__THE INPUT__

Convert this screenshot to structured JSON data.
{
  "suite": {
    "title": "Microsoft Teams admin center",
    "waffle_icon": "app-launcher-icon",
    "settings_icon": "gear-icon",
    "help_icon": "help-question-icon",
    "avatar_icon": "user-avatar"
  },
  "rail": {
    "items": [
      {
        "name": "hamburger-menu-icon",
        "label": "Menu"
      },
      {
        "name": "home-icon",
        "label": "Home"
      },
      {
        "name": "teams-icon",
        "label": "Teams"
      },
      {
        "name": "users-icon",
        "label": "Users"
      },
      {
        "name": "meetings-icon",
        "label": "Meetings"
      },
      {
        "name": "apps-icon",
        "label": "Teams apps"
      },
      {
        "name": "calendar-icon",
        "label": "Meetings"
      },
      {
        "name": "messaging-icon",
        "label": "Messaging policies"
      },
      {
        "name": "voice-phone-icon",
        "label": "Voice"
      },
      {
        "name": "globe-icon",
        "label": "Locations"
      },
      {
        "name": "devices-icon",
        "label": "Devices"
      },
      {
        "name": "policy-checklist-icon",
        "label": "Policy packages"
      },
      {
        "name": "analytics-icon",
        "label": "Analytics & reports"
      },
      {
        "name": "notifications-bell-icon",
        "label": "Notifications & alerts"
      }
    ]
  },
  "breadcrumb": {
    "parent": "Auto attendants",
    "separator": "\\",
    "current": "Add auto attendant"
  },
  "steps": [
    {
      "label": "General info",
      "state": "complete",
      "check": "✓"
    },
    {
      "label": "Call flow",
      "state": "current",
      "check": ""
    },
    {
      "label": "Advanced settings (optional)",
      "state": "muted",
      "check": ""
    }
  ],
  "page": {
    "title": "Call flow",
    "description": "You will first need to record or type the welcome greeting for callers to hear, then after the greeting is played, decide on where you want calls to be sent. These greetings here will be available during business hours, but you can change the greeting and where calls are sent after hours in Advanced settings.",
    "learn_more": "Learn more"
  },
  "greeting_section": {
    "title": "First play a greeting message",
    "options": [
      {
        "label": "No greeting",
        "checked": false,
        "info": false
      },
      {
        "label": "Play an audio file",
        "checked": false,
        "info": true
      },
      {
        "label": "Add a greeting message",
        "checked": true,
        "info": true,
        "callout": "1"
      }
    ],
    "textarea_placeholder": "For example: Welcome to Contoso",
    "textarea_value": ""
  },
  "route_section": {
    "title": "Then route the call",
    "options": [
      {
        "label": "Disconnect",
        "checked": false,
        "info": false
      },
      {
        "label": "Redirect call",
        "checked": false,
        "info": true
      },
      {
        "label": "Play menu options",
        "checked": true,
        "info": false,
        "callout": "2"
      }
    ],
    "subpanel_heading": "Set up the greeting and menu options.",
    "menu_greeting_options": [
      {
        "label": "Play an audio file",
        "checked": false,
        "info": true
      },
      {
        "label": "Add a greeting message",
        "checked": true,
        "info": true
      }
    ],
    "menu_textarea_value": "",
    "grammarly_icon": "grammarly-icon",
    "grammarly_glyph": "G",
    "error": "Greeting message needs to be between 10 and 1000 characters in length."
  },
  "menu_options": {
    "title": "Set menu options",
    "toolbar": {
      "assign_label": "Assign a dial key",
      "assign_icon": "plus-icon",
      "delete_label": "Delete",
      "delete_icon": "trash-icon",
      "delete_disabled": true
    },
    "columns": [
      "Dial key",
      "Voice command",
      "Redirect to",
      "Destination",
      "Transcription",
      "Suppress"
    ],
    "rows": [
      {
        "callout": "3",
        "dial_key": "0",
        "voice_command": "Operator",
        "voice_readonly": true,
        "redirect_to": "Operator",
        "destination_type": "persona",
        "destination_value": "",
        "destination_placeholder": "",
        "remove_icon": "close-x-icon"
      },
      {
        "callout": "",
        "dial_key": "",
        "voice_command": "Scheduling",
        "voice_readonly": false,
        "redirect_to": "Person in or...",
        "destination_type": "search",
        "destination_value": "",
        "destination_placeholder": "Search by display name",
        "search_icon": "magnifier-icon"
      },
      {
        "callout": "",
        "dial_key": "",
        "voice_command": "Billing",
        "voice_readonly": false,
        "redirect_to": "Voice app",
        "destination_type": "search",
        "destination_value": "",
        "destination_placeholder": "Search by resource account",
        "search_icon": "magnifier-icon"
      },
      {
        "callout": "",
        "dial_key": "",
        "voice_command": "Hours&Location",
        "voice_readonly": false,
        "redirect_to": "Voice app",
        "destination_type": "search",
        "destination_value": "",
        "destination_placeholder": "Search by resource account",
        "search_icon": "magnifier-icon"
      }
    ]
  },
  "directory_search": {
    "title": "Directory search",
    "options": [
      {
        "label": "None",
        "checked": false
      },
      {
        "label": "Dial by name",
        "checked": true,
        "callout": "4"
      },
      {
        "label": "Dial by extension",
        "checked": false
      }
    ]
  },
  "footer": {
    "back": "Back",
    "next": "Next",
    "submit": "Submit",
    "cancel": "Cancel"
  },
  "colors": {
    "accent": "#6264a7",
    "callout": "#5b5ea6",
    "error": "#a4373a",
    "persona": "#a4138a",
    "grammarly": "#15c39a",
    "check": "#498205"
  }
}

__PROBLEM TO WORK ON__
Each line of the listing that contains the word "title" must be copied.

__THE ANSWER__
    "title": "Microsoft Teams admin center",
    "title": "Call flow",
    "title": "First play a greeting message",
    "title": "Then route the call",
    "title": "Set menu options",
    "title": "Directory search",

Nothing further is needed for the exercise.